→ **Task description**
The entries are to be printed again word for word, but no picture may appear.

→ **Records for this exercise**
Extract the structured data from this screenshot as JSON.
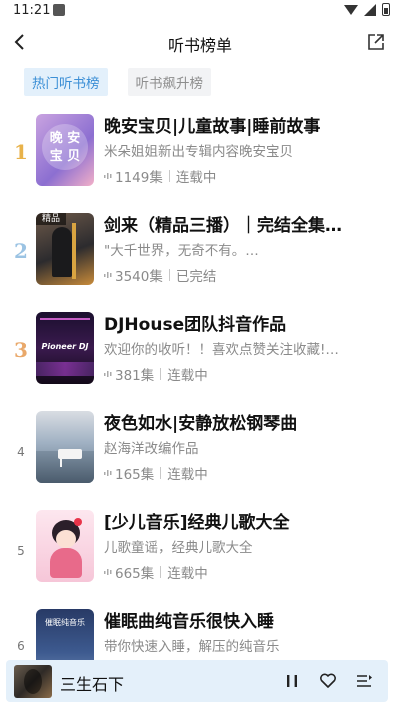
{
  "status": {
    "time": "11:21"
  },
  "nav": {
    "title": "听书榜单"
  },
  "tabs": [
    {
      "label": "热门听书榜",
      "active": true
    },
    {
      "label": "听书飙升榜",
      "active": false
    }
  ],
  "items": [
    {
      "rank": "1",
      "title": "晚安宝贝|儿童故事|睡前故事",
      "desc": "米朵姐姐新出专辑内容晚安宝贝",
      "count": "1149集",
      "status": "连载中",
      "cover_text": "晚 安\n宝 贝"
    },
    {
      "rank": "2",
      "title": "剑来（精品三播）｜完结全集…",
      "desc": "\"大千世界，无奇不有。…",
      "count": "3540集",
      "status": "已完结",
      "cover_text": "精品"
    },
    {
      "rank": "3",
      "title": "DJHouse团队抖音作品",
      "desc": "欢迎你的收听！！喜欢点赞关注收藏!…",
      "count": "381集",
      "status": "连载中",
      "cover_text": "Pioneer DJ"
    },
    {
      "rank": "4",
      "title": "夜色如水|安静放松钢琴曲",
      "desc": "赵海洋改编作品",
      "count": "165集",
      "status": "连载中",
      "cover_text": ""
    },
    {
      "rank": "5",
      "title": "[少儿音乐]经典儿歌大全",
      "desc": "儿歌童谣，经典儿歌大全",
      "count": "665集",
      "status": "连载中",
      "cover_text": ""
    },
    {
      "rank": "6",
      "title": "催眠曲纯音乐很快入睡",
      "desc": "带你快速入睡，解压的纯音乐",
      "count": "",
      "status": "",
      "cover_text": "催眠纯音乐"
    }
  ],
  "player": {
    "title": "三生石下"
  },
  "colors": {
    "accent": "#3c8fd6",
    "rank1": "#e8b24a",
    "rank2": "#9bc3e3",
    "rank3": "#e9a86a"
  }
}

→ **Answer to this problem**
Extract the structured data from this screenshot as JSON.
{
  "status": {
    "time": "11:21"
  },
  "nav": {
    "title": "听书榜单"
  },
  "tabs": [
    {
      "label": "热门听书榜",
      "active": true
    },
    {
      "label": "听书飙升榜",
      "active": false
    }
  ],
  "items": [
    {
      "rank": "1",
      "title": "晚安宝贝|儿童故事|睡前故事",
      "desc": "米朵姐姐新出专辑内容晚安宝贝",
      "count": "1149集",
      "status": "连载中",
      "cover_text": "晚 安\n宝 贝"
    },
    {
      "rank": "2",
      "title": "剑来（精品三播）｜完结全集…",
      "desc": "\"大千世界，无奇不有。…",
      "count": "3540集",
      "status": "已完结",
      "cover_text": "精品"
    },
    {
      "rank": "3",
      "title": "DJHouse团队抖音作品",
      "desc": "欢迎你的收听！！喜欢点赞关注收藏!…",
      "count": "381集",
      "status": "连载中",
      "cover_text": "Pioneer DJ"
    },
    {
      "rank": "4",
      "title": "夜色如水|安静放松钢琴曲",
      "desc": "赵海洋改编作品",
      "count": "165集",
      "status": "连载中",
      "cover_text": ""
    },
    {
      "rank": "5",
      "title": "[少儿音乐]经典儿歌大全",
      "desc": "儿歌童谣，经典儿歌大全",
      "count": "665集",
      "status": "连载中",
      "cover_text": ""
    },
    {
      "rank": "6",
      "title": "催眠曲纯音乐很快入睡",
      "desc": "带你快速入睡，解压的纯音乐",
      "count": "",
      "status": "",
      "cover_text": "催眠纯音乐"
    }
  ],
  "player": {
    "title": "三生石下"
  },
  "colors": {
    "accent": "#3c8fd6",
    "rank1": "#e8b24a",
    "rank2": "#9bc3e3",
    "rank3": "#e9a86a"
  }
}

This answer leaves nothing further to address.